Hearing Loss And Middle Ear Disease Linked To Fetal Alcohol Syndrome
September 1, 1997
Children with prenatal alcohol exposures, especially those with fetal alcohol syndrome (FAS), have a high incidence of sensorineural hearing loss (damage to the sensory nerve for hearing) and middle ear disease, according to scientists at the Bowman-Gray School of Medicine in Winston-Salem, N.C. This is the conclusion of research completed.
The results of the research were presented at the 101st Annual Meeting of the American Academy of Otolaryngology--Head and Neck Surgery Foundation which is being held at the Moscone Center, San Francisco, CA on September 7-10, 1997. The meeting is the largest gathering for otolaryngologists, physicians who specialize in the medical and surgical treatment of the ears, nose, throat and related structures of the head and neck.

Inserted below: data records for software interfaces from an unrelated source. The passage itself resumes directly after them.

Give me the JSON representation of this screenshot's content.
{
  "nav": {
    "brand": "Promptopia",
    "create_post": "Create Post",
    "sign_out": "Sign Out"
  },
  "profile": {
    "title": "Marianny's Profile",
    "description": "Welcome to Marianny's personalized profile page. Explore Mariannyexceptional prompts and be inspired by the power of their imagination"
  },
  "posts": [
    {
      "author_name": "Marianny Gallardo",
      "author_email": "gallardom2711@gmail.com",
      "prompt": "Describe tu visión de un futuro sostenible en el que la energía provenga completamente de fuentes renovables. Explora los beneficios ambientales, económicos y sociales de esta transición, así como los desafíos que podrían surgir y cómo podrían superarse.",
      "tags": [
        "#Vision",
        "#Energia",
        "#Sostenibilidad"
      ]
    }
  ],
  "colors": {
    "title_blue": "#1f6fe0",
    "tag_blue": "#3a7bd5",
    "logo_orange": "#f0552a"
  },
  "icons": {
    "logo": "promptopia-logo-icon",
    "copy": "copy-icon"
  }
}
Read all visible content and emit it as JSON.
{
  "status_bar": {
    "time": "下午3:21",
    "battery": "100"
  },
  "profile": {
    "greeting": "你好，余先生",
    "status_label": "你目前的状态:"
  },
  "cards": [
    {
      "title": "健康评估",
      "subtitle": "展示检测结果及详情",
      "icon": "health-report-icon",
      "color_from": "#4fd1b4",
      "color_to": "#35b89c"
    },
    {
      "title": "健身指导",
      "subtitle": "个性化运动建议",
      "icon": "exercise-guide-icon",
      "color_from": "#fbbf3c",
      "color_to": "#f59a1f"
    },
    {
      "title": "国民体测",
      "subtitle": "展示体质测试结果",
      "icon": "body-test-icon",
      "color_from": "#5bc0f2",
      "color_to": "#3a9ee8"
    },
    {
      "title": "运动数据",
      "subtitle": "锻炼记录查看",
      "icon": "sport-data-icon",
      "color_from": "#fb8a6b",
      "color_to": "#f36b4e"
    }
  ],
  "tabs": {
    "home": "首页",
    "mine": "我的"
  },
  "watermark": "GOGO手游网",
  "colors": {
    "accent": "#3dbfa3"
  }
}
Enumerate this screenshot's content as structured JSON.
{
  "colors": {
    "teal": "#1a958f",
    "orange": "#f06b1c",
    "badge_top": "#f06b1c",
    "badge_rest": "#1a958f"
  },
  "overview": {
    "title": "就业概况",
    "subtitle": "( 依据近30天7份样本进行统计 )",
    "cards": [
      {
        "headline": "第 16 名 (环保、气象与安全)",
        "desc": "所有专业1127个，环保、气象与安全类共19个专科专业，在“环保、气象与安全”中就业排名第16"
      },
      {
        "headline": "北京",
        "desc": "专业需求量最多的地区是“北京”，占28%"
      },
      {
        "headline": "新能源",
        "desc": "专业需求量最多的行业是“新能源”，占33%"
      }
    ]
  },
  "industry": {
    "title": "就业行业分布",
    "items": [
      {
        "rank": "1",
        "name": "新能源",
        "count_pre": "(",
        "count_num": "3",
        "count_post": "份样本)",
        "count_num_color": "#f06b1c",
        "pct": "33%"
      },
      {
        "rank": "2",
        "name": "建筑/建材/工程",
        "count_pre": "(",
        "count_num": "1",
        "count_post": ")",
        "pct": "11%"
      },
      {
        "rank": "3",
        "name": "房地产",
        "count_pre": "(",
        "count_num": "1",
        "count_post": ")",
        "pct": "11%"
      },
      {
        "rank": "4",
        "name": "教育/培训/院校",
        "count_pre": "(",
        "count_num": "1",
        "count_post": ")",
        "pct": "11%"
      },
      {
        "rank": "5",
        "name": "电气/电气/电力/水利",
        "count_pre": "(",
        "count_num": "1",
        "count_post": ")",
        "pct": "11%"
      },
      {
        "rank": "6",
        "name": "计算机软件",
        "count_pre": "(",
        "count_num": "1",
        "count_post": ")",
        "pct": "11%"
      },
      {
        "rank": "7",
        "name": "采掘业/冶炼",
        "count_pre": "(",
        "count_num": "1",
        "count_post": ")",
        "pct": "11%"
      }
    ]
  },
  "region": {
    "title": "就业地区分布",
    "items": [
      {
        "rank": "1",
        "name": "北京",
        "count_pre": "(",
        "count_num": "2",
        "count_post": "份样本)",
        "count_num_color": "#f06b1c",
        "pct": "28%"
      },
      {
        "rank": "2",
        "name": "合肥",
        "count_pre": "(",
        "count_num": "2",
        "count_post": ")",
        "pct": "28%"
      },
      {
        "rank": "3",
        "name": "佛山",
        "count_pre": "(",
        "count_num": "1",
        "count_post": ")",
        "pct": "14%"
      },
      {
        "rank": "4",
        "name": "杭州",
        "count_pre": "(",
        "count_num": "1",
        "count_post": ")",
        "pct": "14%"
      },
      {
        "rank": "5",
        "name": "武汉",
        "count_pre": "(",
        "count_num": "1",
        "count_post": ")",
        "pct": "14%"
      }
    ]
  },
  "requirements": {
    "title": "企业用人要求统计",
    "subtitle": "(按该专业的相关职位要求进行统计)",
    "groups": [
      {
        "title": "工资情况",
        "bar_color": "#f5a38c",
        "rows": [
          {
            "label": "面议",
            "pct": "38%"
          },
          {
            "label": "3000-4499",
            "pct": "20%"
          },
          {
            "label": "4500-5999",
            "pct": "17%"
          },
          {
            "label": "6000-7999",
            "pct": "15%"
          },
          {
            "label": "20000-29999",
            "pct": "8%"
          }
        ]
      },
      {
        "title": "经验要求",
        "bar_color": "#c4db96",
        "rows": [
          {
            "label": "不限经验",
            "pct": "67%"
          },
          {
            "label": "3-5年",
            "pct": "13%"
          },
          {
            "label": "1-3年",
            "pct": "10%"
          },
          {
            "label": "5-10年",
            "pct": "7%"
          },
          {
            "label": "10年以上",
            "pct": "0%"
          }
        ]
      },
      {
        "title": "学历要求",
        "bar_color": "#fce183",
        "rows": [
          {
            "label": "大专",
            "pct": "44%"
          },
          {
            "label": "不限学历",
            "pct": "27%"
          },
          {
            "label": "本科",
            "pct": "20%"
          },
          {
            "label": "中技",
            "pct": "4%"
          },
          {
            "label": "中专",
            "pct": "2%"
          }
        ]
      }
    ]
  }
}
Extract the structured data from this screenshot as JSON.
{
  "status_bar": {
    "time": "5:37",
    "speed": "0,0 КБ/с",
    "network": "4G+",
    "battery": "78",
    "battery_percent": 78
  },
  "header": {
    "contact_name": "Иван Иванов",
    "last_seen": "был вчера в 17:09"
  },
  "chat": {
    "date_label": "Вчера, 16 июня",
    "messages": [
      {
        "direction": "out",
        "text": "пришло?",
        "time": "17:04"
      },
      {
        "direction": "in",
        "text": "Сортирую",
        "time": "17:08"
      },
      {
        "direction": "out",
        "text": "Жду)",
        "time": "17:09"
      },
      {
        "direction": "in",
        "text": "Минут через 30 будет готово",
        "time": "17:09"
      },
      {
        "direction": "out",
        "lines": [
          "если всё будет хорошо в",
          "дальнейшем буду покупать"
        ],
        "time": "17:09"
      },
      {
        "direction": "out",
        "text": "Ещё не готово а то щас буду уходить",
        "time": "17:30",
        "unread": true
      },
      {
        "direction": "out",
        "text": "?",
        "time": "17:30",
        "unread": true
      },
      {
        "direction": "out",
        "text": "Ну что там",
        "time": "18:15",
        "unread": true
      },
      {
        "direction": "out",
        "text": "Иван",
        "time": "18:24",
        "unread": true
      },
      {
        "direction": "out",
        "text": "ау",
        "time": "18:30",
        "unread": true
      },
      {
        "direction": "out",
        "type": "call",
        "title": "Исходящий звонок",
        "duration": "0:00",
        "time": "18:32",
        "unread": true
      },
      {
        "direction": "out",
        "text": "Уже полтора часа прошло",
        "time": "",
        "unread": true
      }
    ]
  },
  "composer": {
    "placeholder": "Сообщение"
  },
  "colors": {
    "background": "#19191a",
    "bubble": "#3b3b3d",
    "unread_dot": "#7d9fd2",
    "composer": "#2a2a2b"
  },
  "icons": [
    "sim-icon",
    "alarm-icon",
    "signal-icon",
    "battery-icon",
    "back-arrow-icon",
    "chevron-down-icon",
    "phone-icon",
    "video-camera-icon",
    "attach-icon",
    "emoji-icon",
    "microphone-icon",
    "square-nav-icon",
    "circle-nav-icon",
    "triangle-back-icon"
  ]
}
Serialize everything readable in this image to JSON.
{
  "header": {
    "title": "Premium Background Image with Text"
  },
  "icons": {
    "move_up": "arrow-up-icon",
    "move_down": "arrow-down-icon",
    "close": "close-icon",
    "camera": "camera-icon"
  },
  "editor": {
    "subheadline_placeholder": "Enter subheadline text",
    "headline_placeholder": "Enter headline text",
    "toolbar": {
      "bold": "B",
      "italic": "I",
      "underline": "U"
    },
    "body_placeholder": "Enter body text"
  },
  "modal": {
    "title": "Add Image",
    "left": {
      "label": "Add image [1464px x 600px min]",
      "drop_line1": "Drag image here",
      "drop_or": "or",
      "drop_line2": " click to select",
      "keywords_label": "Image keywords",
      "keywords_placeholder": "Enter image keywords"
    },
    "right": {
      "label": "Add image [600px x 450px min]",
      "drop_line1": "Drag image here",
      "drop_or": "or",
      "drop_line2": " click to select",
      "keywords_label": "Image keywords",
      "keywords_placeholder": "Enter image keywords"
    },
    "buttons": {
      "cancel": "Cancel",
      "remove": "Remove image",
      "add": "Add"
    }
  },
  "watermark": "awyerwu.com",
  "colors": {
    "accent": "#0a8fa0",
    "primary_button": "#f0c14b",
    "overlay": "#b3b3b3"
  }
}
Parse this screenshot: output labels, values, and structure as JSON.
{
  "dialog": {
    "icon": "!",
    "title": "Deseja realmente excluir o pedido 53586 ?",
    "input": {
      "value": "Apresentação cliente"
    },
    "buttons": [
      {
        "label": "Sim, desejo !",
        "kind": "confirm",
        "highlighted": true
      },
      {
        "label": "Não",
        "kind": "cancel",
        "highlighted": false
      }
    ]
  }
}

The purpose of the study, by Ted Rheney, MD, Will F. McGuirt, Jr., MD, and Tamison Jewett, MD, was to determine the otologic manifestations of fetal alcohol syndrome, a disorder affecting one in 750 live births, 10,000 births being reported each year in the United States.
Some 105 children were evaluated for fetal alcohol syndrome at the North Carolina Baptist Hospital had their hearing tested by a range of audiometric tests as well as examined for otitis media (middle ear disease). Two study groups were observed: (1) 14 children were diagnosed with FAS; and (2) 48 with fetal alcohol exposure (FAE).
Mild to profound sensorineural hearing loss (average hearing loss of 43db) was found in 43 percent of the patients with FAS, 19 percent with FAE. Additionally, 71 percent of the FAS patients had chronic middle ear disease requiring treatment of surgery; the corresponding rate for FAE patients was 43 percent.
The researchers stated that in light of the high incidence of mental retardation and developmental speech delay found in children with FAS/FAE, this group should receive early audiometric and otologic evaluations.
Original Source of Article
FAS Community Resource Center